It's fascinating, being me. No really, it is. I don't say this out of arrogance. I simply say this to cast upon you, my avid reader, an intense sense of doubtful intrigue. "Why is it fascinating to be you?" you may ask. An excellent question!
First, the boring stuff. My name is Josh Vickerson, a second year student here at RIT. My freshman year was spent studying Computer Science, a major I selected due to my sincere affection for computers and their mobile bretheren. By the end of the year, CS just didn't feel right for me. As of this fall, I've become an Information Technology major. While I won't ramble about the particular differences between them (a post-worthy topic all its own), just know that I'm looking to become a web developer.
I've come to RIT all the way from the small town of New Glocuester, ME. There, I lived a relatively boring life. When I wasn't at school, I was busy being a cashier at Walmart, running for the school's track team, or preparing for the next big math meet. Yes, math team, I know...
Since becoming an RIT student, I think my life has become much more interesting. In need of work last year, I started looking for employment on campus. Before long, I landed a job with ITS Resnet, the organization on campus that provides free technical support and service to students, faculty and staff. Shortly after that, I also became a student ambassador for the Computer Science department where I provided tours and information of/about the third floor of GCCIS
This past summer, I spent eight incredible weeks at Princeton University (home of the not-as-cool-as-RIT Tigers
). There I worked for iD Tech Camps
as an instructor. I taught children ages 8-13 principles of video game design using software called Multimedia Fusion 2. I worked with two other current RIT students, as well as two recent graduates and someone who just transferred to RIT this fall! It was an incredible experience.
This year, I moved back to RIT early and began my training as an Orientation Assistant, which I plan on doing again next fall. This, too, was a valuable experience. This year I've also taken on the roll of being a peer mentor for the freshmen enrichment courses. My group has largely ignored me reaching out to them, but I'm there for them just the same.

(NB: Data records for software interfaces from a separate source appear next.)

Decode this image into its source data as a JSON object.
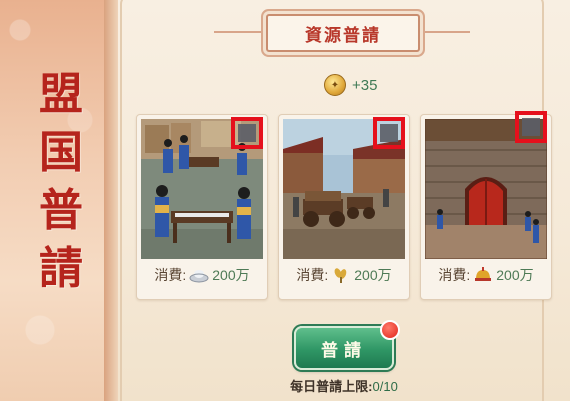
{
  "sidebar": {
    "title_chars": [
      "盟",
      "国",
      "普",
      "請"
    ]
  },
  "header": {
    "title": "資源普請"
  },
  "reward": {
    "icon": "gold-coin-icon",
    "amount": "+35"
  },
  "cards": [
    {
      "scene": "court-officials-scene",
      "cost_label": "消費:",
      "cost_icon": "silver-ingot-icon",
      "cost_value": "200万"
    },
    {
      "scene": "supply-wagons-scene",
      "cost_label": "消費:",
      "cost_icon": "grain-icon",
      "cost_value": "200万"
    },
    {
      "scene": "city-gate-scene",
      "cost_label": "消費:",
      "cost_icon": "soldier-helmet-icon",
      "cost_value": "200万"
    }
  ],
  "actions": {
    "claim_label": "普請",
    "has_notification": true
  },
  "daily_limit": {
    "label": "每日普請上限:",
    "value": "0/10"
  },
  "colors": {
    "accent_red": "#b5241c",
    "button_green": "#2f9665",
    "highlight": "#e5101c"
  }
}
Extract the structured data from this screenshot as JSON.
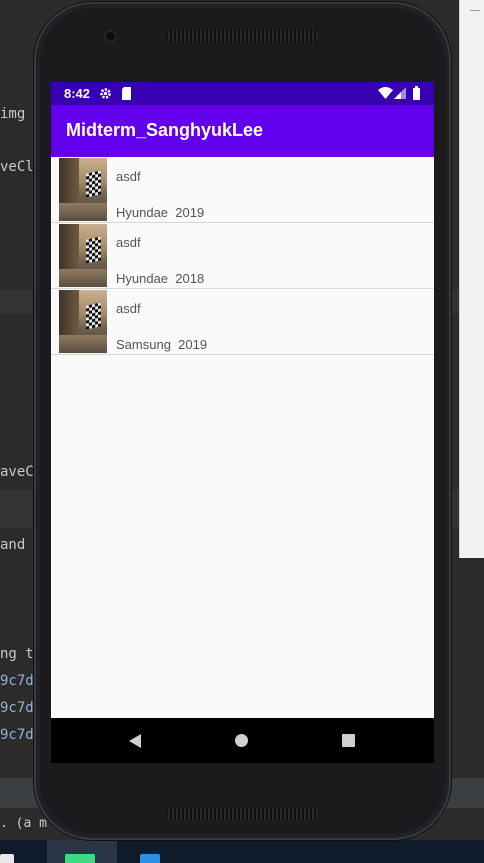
{
  "ide": {
    "code_fragments": [
      "img",
      "veCl",
      "aveC",
      " and",
      "ng t",
      "9c7d",
      "9c7d",
      "9c7d",
      ". (a m"
    ]
  },
  "status_bar": {
    "time": "8:42",
    "icons": [
      "gear-icon",
      "sd-card-icon",
      "wifi-icon",
      "signal-icon",
      "battery-icon"
    ]
  },
  "app_bar": {
    "title": "Midterm_SanghyukLee",
    "color": "#6200ee",
    "status_color": "#3700b3"
  },
  "list": {
    "items": [
      {
        "name": "asdf",
        "meta": "Hyundae  2019"
      },
      {
        "name": "asdf",
        "meta": "Hyundae  2018"
      },
      {
        "name": "asdf",
        "meta": "Samsung  2019"
      }
    ]
  },
  "nav_bar": {
    "icons": [
      "back-icon",
      "home-icon",
      "recents-icon"
    ]
  }
}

When I'm not working or attending class I'm most likely to be found attached to my computer (I spend far too much time on Twitter and Facebook). If I'm not social networking it up, I'm either practicing my DJing (really just a mild hobby at this point), listening to music, reading, writing, or simply playing around with something online.
Now that all that introduction stuff is done and out of the way, I can begin preparing the more valuable topics to blog about. I haven't yet decided what my primary topic will be, but I can assure you it will be all kinds of exciting. After all, this is about RIT and I'm a fascinating RIT student.
Stay tuned, because I'm officially welcoming you to the wonderful world of me.
Josh Vickerson is a volunteer blogger for RIT admissions. For more of Josh's thoughts, visit his personal blog.